▸ **WHAT THE EXERCISE ASKS**
Within the listing below, how many lines include the string "content"? Reply with only the number.

▸ **INFORMATION GIVEN**

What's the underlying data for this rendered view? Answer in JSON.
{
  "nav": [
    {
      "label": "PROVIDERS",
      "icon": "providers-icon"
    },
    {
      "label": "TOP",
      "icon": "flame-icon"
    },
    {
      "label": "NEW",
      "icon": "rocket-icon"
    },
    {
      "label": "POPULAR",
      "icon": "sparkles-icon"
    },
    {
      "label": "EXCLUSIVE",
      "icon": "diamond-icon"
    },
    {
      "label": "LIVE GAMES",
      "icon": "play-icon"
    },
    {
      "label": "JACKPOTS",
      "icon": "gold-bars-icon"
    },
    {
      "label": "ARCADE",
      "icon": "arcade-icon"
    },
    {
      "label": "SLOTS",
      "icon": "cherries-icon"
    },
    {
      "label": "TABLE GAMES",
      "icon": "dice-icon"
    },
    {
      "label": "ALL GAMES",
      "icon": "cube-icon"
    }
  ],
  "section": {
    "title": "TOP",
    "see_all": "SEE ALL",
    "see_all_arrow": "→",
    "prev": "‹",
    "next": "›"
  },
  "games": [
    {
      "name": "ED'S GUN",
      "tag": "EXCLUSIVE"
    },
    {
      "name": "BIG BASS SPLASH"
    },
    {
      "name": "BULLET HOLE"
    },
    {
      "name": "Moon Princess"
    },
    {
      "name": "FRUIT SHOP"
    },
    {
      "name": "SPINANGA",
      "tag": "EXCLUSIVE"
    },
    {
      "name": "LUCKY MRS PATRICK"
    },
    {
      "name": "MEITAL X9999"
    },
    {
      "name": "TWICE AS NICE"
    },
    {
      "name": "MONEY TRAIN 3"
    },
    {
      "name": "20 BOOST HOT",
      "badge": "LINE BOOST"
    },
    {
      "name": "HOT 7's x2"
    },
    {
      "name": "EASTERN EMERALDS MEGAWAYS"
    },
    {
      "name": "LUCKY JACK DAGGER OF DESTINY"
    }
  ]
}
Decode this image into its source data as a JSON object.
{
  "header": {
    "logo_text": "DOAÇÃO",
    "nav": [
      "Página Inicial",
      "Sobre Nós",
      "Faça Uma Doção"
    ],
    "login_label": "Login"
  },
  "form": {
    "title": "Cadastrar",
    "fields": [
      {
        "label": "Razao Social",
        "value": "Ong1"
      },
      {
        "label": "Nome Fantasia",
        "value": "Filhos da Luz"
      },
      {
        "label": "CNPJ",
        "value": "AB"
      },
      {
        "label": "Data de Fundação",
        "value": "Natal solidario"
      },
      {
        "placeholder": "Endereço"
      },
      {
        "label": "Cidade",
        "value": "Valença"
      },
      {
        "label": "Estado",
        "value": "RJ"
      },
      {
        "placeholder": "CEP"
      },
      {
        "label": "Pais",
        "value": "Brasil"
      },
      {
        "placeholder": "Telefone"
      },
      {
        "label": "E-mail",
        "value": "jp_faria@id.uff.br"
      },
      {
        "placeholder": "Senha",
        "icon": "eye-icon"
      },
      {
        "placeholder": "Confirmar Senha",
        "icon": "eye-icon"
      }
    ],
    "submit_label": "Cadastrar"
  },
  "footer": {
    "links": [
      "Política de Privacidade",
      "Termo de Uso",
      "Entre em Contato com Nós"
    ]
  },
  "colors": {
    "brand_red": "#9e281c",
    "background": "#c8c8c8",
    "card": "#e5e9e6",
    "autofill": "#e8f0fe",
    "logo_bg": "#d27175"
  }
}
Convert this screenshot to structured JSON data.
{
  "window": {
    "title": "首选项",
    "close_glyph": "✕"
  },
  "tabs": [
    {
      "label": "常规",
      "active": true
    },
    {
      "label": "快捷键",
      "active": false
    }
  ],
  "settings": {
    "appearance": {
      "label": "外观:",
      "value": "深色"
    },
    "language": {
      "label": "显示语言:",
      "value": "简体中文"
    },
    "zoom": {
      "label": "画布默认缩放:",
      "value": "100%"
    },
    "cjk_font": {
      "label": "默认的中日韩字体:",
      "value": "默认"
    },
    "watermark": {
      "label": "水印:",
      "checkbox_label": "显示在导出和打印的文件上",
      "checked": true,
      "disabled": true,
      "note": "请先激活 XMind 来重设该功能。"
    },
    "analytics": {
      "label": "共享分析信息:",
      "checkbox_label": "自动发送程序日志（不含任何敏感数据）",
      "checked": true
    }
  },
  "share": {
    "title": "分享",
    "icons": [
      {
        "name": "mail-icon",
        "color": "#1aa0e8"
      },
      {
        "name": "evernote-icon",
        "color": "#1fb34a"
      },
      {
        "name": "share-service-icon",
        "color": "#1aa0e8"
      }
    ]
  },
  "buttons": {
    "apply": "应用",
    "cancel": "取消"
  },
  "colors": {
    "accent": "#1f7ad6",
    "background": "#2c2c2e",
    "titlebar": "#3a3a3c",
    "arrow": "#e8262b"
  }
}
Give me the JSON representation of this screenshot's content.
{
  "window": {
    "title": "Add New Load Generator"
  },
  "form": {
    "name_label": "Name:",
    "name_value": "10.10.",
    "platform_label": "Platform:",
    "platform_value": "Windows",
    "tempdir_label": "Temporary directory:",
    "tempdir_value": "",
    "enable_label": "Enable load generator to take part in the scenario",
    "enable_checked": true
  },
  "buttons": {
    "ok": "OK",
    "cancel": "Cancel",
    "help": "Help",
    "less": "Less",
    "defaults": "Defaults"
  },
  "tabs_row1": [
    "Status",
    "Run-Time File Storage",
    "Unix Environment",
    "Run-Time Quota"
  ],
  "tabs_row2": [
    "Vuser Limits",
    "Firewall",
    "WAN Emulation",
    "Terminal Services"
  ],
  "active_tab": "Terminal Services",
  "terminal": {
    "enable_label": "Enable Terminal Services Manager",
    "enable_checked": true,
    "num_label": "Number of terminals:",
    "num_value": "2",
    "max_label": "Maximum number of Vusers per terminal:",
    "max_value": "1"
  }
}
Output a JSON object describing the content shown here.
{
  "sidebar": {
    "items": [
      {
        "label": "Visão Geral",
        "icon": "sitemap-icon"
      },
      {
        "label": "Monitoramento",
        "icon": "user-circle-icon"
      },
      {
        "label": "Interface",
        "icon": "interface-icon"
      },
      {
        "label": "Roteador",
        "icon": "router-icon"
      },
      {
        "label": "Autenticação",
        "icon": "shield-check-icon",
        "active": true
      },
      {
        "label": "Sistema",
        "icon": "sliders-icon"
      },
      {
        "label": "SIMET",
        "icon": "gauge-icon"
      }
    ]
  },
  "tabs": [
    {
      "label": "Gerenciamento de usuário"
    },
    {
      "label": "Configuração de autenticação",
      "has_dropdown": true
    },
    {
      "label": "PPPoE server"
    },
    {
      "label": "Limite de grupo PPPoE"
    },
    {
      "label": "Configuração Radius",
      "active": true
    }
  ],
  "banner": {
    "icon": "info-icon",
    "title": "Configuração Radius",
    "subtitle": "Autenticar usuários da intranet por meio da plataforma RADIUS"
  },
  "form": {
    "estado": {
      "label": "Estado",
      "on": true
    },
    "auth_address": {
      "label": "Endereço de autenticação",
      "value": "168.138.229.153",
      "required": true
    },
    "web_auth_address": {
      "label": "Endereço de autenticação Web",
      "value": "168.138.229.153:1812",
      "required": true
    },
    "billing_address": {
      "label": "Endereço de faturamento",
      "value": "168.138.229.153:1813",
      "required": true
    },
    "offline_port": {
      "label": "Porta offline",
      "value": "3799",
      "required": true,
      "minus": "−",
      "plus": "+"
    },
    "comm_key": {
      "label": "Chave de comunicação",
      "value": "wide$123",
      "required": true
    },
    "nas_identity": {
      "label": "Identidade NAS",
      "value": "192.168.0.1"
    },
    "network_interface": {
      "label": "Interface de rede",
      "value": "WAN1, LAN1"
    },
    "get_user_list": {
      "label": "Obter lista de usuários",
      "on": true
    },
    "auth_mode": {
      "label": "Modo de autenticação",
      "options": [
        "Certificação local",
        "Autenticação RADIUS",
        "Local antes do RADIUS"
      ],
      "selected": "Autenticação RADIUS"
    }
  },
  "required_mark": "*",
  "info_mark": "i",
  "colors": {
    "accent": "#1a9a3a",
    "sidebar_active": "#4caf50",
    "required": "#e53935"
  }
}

▸ **TASK SOLUTION**
2